- _Problem requirements_: Print out every entry that follows, exactly as written.

- _Records for the exercise_:
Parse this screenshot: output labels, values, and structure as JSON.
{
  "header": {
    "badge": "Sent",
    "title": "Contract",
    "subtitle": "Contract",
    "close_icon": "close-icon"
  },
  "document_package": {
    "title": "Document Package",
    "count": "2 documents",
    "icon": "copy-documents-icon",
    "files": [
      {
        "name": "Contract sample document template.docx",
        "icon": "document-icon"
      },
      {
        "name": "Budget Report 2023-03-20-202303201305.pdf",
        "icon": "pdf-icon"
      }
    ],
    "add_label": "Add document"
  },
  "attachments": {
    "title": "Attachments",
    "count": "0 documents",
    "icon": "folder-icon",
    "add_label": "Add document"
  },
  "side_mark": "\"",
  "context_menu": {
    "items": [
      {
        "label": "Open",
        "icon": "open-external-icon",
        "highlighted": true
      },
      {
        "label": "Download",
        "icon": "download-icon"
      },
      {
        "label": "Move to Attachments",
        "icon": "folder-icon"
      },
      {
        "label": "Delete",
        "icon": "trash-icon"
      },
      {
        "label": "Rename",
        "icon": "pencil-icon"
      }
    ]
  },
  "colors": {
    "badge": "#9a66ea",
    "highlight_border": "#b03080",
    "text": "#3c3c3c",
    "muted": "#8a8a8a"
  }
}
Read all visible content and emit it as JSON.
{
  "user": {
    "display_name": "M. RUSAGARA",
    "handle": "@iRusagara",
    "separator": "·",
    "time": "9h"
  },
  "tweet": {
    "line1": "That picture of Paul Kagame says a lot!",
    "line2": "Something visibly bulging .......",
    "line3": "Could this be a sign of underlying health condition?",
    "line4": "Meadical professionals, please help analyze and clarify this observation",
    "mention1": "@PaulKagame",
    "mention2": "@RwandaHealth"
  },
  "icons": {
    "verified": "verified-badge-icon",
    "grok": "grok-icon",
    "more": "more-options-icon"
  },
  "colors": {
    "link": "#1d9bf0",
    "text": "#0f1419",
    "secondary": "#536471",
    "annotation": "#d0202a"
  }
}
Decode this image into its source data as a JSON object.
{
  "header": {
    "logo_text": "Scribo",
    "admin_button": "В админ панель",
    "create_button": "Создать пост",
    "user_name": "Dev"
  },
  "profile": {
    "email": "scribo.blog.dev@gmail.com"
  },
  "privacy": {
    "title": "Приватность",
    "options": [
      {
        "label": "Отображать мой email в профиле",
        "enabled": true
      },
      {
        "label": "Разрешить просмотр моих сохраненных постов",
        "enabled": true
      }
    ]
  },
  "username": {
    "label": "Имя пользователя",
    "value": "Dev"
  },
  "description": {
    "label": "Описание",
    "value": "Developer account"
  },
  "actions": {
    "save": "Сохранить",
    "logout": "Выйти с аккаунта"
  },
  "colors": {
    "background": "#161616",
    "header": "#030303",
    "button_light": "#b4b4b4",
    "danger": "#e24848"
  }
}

- _Solution_:
Parse this screenshot: output labels, values, and structure as JSON.
{
  "header": {
    "badge": "Sent",
    "title": "Contract",
    "subtitle": "Contract",
    "close_icon": "close-icon"
  },
  "document_package": {
    "title": "Document Package",
    "count": "2 documents",
    "icon": "copy-documents-icon",
    "files": [
      {
        "name": "Contract sample document template.docx",
        "icon": "document-icon"
      },
      {
        "name": "Budget Report 2023-03-20-202303201305.pdf",
        "icon": "pdf-icon"
      }
    ],
    "add_label": "Add document"
  },
  "attachments": {
    "title": "Attachments",
    "count": "0 documents",
    "icon": "folder-icon",
    "add_label": "Add document"
  },
  "side_mark": "\"",
  "context_menu": {
    "items": [
      {
        "label": "Open",
        "icon": "open-external-icon",
        "highlighted": true
      },
      {
        "label": "Download",
        "icon": "download-icon"
      },
      {
        "label": "Move to Attachments",
        "icon": "folder-icon"
      },
      {
        "label": "Delete",
        "icon": "trash-icon"
      },
      {
        "label": "Rename",
        "icon": "pencil-icon"
      }
    ]
  },
  "colors": {
    "badge": "#9a66ea",
    "highlight_border": "#b03080",
    "text": "#3c3c3c",
    "muted": "#8a8a8a"
  }
}
Read all visible content and emit it as JSON.
{
  "user": {
    "display_name": "M. RUSAGARA",
    "handle": "@iRusagara",
    "separator": "·",
    "time": "9h"
  },
  "tweet": {
    "line1": "That picture of Paul Kagame says a lot!",
    "line2": "Something visibly bulging .......",
    "line3": "Could this be a sign of underlying health condition?",
    "line4": "Meadical professionals, please help analyze and clarify this observation",
    "mention1": "@PaulKagame",
    "mention2": "@RwandaHealth"
  },
  "icons": {
    "verified": "verified-badge-icon",
    "grok": "grok-icon",
    "more": "more-options-icon"
  },
  "colors": {
    "link": "#1d9bf0",
    "text": "#0f1419",
    "secondary": "#536471",
    "annotation": "#d0202a"
  }
}
Decode this image into its source data as a JSON object.
{
  "header": {
    "logo_text": "Scribo",
    "admin_button": "В админ панель",
    "create_button": "Создать пост",
    "user_name": "Dev"
  },
  "profile": {
    "email": "scribo.blog.dev@gmail.com"
  },
  "privacy": {
    "title": "Приватность",
    "options": [
      {
        "label": "Отображать мой email в профиле",
        "enabled": true
      },
      {
        "label": "Разрешить просмотр моих сохраненных постов",
        "enabled": true
      }
    ]
  },
  "username": {
    "label": "Имя пользователя",
    "value": "Dev"
  },
  "description": {
    "label": "Описание",
    "value": "Developer account"
  },
  "actions": {
    "save": "Сохранить",
    "logout": "Выйти с аккаунта"
  },
  "colors": {
    "background": "#161616",
    "header": "#030303",
    "button_light": "#b4b4b4",
    "danger": "#e24848"
  }
}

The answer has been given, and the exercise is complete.